**The problem**
Every line in the records below that holds "fppg" must be identified and copied.

───── Records shown ─────

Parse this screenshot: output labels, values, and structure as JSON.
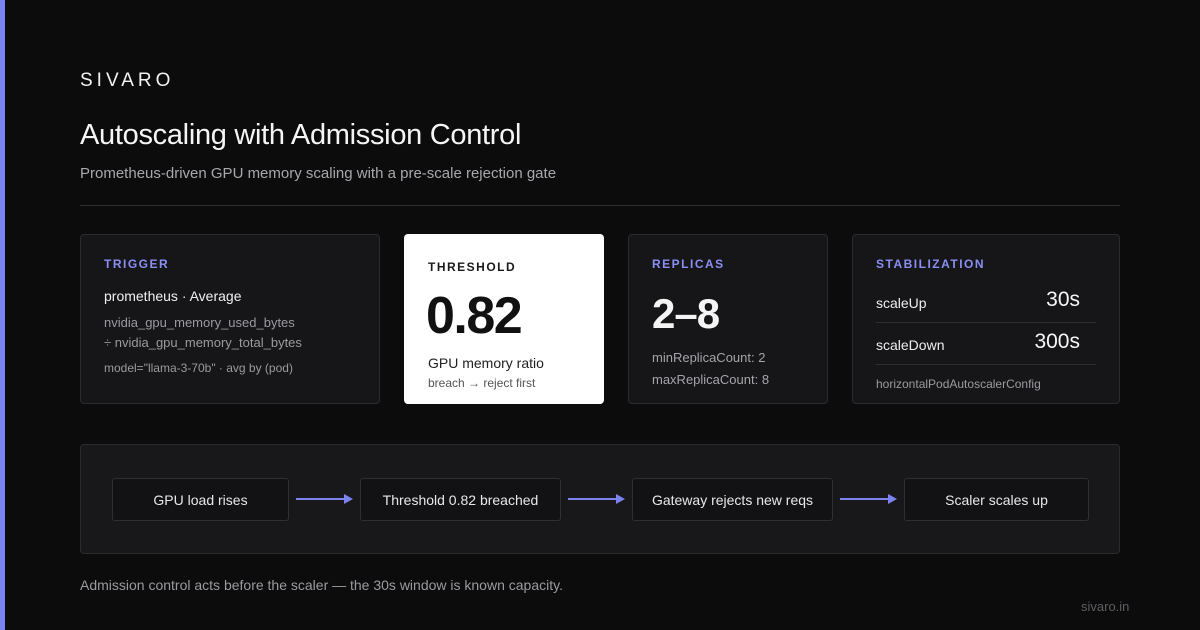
{
  "brand": "SIVARO",
  "title": "Autoscaling with Admission Control",
  "subtitle": "Prometheus-driven GPU memory scaling with a pre-scale rejection gate",
  "cards": {
    "trigger": {
      "label": "TRIGGER",
      "main": "prometheus · Average",
      "query_line1": "nvidia_gpu_memory_used_bytes",
      "query_line2": "÷ nvidia_gpu_memory_total_bytes",
      "query_line3": "model=\"llama-3-70b\" · avg by (pod)"
    },
    "threshold": {
      "label": "THRESHOLD",
      "value": "0.82",
      "caption": "GPU memory ratio",
      "note": "breach → reject first"
    },
    "replicas": {
      "label": "REPLICAS",
      "value": "2–8",
      "min": "minReplicaCount: 2",
      "max": "maxReplicaCount: 8"
    },
    "stabilization": {
      "label": "STABILIZATION",
      "rows": [
        {
          "key": "scaleUp",
          "value": "30s"
        },
        {
          "key": "scaleDown",
          "value": "300s"
        }
      ],
      "footer": "horizontalPodAutoscalerConfig"
    }
  },
  "flow": {
    "steps": [
      "GPU load rises",
      "Threshold 0.82 breached",
      "Gateway rejects new reqs",
      "Scaler scales up"
    ]
  },
  "footnote": "Admission control acts before the scaler — the 30s window is known capacity.",
  "site": "sivaro.in",
  "colors": {
    "background": "#0c0c0d",
    "accent": "#7b83f0",
    "card": "#161618",
    "highlight_card": "#ffffff"
  },
  "icons": {
    "arrow": "arrow-right-icon"
  }
}
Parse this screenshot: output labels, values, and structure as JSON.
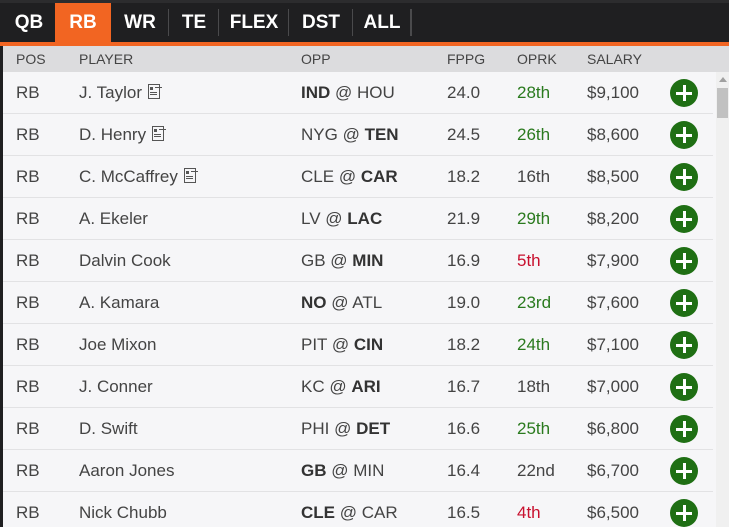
{
  "tabs": [
    {
      "label": "QB",
      "active": false
    },
    {
      "label": "RB",
      "active": true
    },
    {
      "label": "WR",
      "active": false
    },
    {
      "label": "TE",
      "active": false
    },
    {
      "label": "FLEX",
      "active": false
    },
    {
      "label": "DST",
      "active": false
    },
    {
      "label": "ALL",
      "active": false
    }
  ],
  "columns": {
    "pos": "POS",
    "player": "PLAYER",
    "opp": "OPP",
    "fppg": "FPPG",
    "oprk": "OPRK",
    "salary": "SALARY"
  },
  "colors": {
    "accent": "#f26522",
    "good_rank": "#2a7a1e",
    "bad_rank": "#c8102e",
    "add_button": "#1f6f14"
  },
  "players": [
    {
      "pos": "RB",
      "name": "J. Taylor",
      "news": true,
      "away": "IND",
      "home": "HOU",
      "team_side": "away",
      "fppg": "24.0",
      "oprk": "28th",
      "oprk_tone": "green",
      "salary": "$9,100"
    },
    {
      "pos": "RB",
      "name": "D. Henry",
      "news": true,
      "away": "NYG",
      "home": "TEN",
      "team_side": "home",
      "fppg": "24.5",
      "oprk": "26th",
      "oprk_tone": "green",
      "salary": "$8,600"
    },
    {
      "pos": "RB",
      "name": "C. McCaffrey",
      "news": true,
      "away": "CLE",
      "home": "CAR",
      "team_side": "home",
      "fppg": "18.2",
      "oprk": "16th",
      "oprk_tone": "neutral",
      "salary": "$8,500"
    },
    {
      "pos": "RB",
      "name": "A. Ekeler",
      "news": false,
      "away": "LV",
      "home": "LAC",
      "team_side": "home",
      "fppg": "21.9",
      "oprk": "29th",
      "oprk_tone": "green",
      "salary": "$8,200"
    },
    {
      "pos": "RB",
      "name": "Dalvin Cook",
      "news": false,
      "away": "GB",
      "home": "MIN",
      "team_side": "home",
      "fppg": "16.9",
      "oprk": "5th",
      "oprk_tone": "red",
      "salary": "$7,900"
    },
    {
      "pos": "RB",
      "name": "A. Kamara",
      "news": false,
      "away": "NO",
      "home": "ATL",
      "team_side": "away",
      "fppg": "19.0",
      "oprk": "23rd",
      "oprk_tone": "green",
      "salary": "$7,600"
    },
    {
      "pos": "RB",
      "name": "Joe Mixon",
      "news": false,
      "away": "PIT",
      "home": "CIN",
      "team_side": "home",
      "fppg": "18.2",
      "oprk": "24th",
      "oprk_tone": "green",
      "salary": "$7,100"
    },
    {
      "pos": "RB",
      "name": "J. Conner",
      "news": false,
      "away": "KC",
      "home": "ARI",
      "team_side": "home",
      "fppg": "16.7",
      "oprk": "18th",
      "oprk_tone": "neutral",
      "salary": "$7,000"
    },
    {
      "pos": "RB",
      "name": "D. Swift",
      "news": false,
      "away": "PHI",
      "home": "DET",
      "team_side": "home",
      "fppg": "16.6",
      "oprk": "25th",
      "oprk_tone": "green",
      "salary": "$6,800"
    },
    {
      "pos": "RB",
      "name": "Aaron Jones",
      "news": false,
      "away": "GB",
      "home": "MIN",
      "team_side": "away",
      "fppg": "16.4",
      "oprk": "22nd",
      "oprk_tone": "neutral",
      "salary": "$6,700"
    },
    {
      "pos": "RB",
      "name": "Nick Chubb",
      "news": false,
      "away": "CLE",
      "home": "CAR",
      "team_side": "away",
      "fppg": "16.5",
      "oprk": "4th",
      "oprk_tone": "red",
      "salary": "$6,500"
    }
  ],
  "opp_separator": "@"
}
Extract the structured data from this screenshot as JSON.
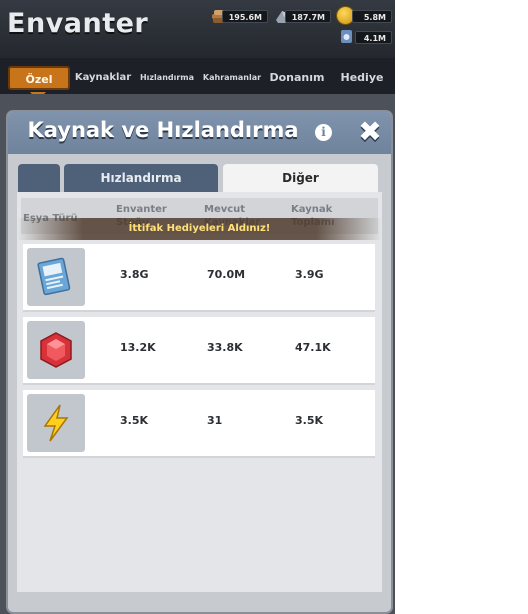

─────

**The completed task**
    "fppg": "FPPG",
      "fppg": "24.0",
      "fppg": "24.5",
      "fppg": "18.2",
      "fppg": "21.9",
      "fppg": "16.9",
      "fppg": "19.0",
      "fppg": "18.2",
      "fppg": "16.7",
      "fppg": "16.6",
      "fppg": "16.4",
      "fppg": "16.5",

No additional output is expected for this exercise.